### EXCERPTED RECORDS

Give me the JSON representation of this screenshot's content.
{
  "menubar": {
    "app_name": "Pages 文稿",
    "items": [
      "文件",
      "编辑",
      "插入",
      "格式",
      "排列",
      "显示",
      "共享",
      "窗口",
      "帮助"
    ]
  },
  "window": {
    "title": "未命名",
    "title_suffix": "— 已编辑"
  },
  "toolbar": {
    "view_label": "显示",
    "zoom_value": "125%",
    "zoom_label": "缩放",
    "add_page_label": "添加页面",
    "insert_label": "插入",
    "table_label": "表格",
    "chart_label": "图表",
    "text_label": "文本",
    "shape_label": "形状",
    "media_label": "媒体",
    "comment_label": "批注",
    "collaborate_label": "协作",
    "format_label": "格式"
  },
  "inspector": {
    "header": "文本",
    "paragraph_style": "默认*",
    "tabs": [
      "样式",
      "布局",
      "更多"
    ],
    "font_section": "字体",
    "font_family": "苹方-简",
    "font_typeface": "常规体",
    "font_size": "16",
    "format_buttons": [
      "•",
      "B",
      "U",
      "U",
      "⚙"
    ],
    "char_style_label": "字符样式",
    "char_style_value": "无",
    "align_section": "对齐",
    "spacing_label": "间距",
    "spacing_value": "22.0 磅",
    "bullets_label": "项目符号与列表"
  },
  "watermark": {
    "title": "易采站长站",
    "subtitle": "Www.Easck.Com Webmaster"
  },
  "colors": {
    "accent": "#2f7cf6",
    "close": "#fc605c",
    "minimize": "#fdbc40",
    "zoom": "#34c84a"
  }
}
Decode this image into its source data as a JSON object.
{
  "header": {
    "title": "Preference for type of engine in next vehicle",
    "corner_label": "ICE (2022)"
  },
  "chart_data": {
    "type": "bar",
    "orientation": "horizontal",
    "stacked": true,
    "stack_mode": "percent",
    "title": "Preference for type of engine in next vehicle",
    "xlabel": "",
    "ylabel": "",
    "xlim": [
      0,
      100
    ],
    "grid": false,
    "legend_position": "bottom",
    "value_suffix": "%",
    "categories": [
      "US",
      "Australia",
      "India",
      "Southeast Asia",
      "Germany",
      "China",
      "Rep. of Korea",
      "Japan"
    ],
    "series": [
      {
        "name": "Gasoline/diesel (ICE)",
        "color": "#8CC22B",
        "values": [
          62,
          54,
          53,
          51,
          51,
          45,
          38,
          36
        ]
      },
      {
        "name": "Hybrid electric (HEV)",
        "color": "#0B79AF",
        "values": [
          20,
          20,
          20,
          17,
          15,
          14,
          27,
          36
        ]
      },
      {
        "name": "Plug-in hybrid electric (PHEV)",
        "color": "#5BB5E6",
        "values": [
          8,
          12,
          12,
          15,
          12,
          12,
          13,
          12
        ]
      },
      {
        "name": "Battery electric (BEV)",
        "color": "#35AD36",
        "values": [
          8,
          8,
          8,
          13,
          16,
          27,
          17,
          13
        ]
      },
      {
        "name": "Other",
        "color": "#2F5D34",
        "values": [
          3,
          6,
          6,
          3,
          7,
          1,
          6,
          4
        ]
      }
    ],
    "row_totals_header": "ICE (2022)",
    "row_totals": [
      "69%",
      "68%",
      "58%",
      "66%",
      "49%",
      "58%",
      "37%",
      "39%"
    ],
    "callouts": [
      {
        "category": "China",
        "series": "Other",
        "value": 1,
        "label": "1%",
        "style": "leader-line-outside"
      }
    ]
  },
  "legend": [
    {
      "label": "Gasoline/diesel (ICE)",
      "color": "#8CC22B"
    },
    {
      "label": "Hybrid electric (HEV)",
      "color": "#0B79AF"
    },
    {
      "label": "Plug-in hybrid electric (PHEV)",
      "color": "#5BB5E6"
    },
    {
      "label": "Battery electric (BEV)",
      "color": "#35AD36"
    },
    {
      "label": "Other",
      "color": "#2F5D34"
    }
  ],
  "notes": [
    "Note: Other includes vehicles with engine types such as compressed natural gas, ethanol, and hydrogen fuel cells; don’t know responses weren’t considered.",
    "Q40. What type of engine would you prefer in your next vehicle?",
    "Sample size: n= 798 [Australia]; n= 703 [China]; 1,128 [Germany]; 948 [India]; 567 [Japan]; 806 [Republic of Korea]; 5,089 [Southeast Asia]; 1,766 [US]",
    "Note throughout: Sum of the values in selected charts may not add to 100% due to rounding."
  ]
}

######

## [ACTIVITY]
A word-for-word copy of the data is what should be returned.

## [RESPONSE TO THE TASK]
Give me the JSON representation of this screenshot's content.
{
  "menubar": {
    "app_name": "Pages 文稿",
    "items": [
      "文件",
      "编辑",
      "插入",
      "格式",
      "排列",
      "显示",
      "共享",
      "窗口",
      "帮助"
    ]
  },
  "window": {
    "title": "未命名",
    "title_suffix": "— 已编辑"
  },
  "toolbar": {
    "view_label": "显示",
    "zoom_value": "125%",
    "zoom_label": "缩放",
    "add_page_label": "添加页面",
    "insert_label": "插入",
    "table_label": "表格",
    "chart_label": "图表",
    "text_label": "文本",
    "shape_label": "形状",
    "media_label": "媒体",
    "comment_label": "批注",
    "collaborate_label": "协作",
    "format_label": "格式"
  },
  "inspector": {
    "header": "文本",
    "paragraph_style": "默认*",
    "tabs": [
      "样式",
      "布局",
      "更多"
    ],
    "font_section": "字体",
    "font_family": "苹方-简",
    "font_typeface": "常规体",
    "font_size": "16",
    "format_buttons": [
      "•",
      "B",
      "U",
      "U",
      "⚙"
    ],
    "char_style_label": "字符样式",
    "char_style_value": "无",
    "align_section": "对齐",
    "spacing_label": "间距",
    "spacing_value": "22.0 磅",
    "bullets_label": "项目符号与列表"
  },
  "watermark": {
    "title": "易采站长站",
    "subtitle": "Www.Easck.Com Webmaster"
  },
  "colors": {
    "accent": "#2f7cf6",
    "close": "#fc605c",
    "minimize": "#fdbc40",
    "zoom": "#34c84a"
  }
}
Decode this image into its source data as a JSON object.
{
  "header": {
    "title": "Preference for type of engine in next vehicle",
    "corner_label": "ICE (2022)"
  },
  "chart_data": {
    "type": "bar",
    "orientation": "horizontal",
    "stacked": true,
    "stack_mode": "percent",
    "title": "Preference for type of engine in next vehicle",
    "xlabel": "",
    "ylabel": "",
    "xlim": [
      0,
      100
    ],
    "grid": false,
    "legend_position": "bottom",
    "value_suffix": "%",
    "categories": [
      "US",
      "Australia",
      "India",
      "Southeast Asia",
      "Germany",
      "China",
      "Rep. of Korea",
      "Japan"
    ],
    "series": [
      {
        "name": "Gasoline/diesel (ICE)",
        "color": "#8CC22B",
        "values": [
          62,
          54,
          53,
          51,
          51,
          45,
          38,
          36
        ]
      },
      {
        "name": "Hybrid electric (HEV)",
        "color": "#0B79AF",
        "values": [
          20,
          20,
          20,
          17,
          15,
          14,
          27,
          36
        ]
      },
      {
        "name": "Plug-in hybrid electric (PHEV)",
        "color": "#5BB5E6",
        "values": [
          8,
          12,
          12,
          15,
          12,
          12,
          13,
          12
        ]
      },
      {
        "name": "Battery electric (BEV)",
        "color": "#35AD36",
        "values": [
          8,
          8,
          8,
          13,
          16,
          27,
          17,
          13
        ]
      },
      {
        "name": "Other",
        "color": "#2F5D34",
        "values": [
          3,
          6,
          6,
          3,
          7,
          1,
          6,
          4
        ]
      }
    ],
    "row_totals_header": "ICE (2022)",
    "row_totals": [
      "69%",
      "68%",
      "58%",
      "66%",
      "49%",
      "58%",
      "37%",
      "39%"
    ],
    "callouts": [
      {
        "category": "China",
        "series": "Other",
        "value": 1,
        "label": "1%",
        "style": "leader-line-outside"
      }
    ]
  },
  "legend": [
    {
      "label": "Gasoline/diesel (ICE)",
      "color": "#8CC22B"
    },
    {
      "label": "Hybrid electric (HEV)",
      "color": "#0B79AF"
    },
    {
      "label": "Plug-in hybrid electric (PHEV)",
      "color": "#5BB5E6"
    },
    {
      "label": "Battery electric (BEV)",
      "color": "#35AD36"
    },
    {
      "label": "Other",
      "color": "#2F5D34"
    }
  ],
  "notes": [
    "Note: Other includes vehicles with engine types such as compressed natural gas, ethanol, and hydrogen fuel cells; don’t know responses weren’t considered.",
    "Q40. What type of engine would you prefer in your next vehicle?",
    "Sample size: n= 798 [Australia]; n= 703 [China]; 1,128 [Germany]; 948 [India]; 567 [Japan]; 806 [Republic of Korea]; 5,089 [Southeast Asia]; 1,766 [US]",
    "Note throughout: Sum of the values in selected charts may not add to 100% due to rounding."
  ]
}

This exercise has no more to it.